■ WHAT TO PRODUCE
Repeat the records below verbatim and include no pictures.

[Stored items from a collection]
#####
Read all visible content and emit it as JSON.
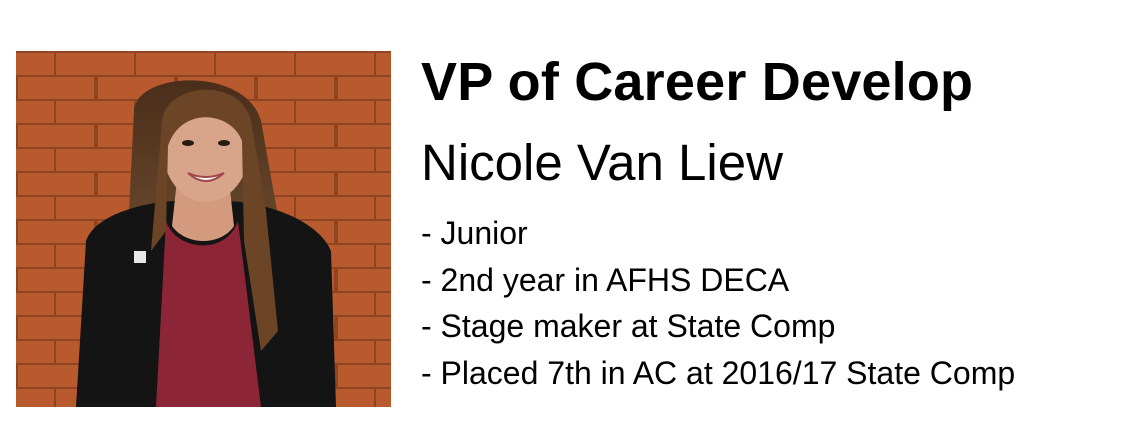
{
  "profile": {
    "photo_icon": "portrait-photo",
    "role_title": "VP of Career Develop",
    "name": "Nicole Van Liew",
    "facts": [
      "- Junior",
      "- 2nd year in AFHS DECA",
      "- Stage maker at State Comp",
      "- Placed 7th in AC at 2016/17 State Comp"
    ]
  },
  "colors": {
    "brick": "#b85a2e",
    "mortar": "#9a4a28",
    "blazer": "#141414",
    "top": "#8c2536",
    "hair": "#5a3a22",
    "skin": "#d9a58a"
  }
}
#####
■ RESULT FOR THIS TASK
Read all visible content and emit it as JSON.
{
  "profile": {
    "photo_icon": "portrait-photo",
    "role_title": "VP of Career Develop",
    "name": "Nicole Van Liew",
    "facts": [
      "- Junior",
      "- 2nd year in AFHS DECA",
      "- Stage maker at State Comp",
      "- Placed 7th in AC at 2016/17 State Comp"
    ]
  },
  "colors": {
    "brick": "#b85a2e",
    "mortar": "#9a4a28",
    "blazer": "#141414",
    "top": "#8c2536",
    "hair": "#5a3a22",
    "skin": "#d9a58a"
  }
}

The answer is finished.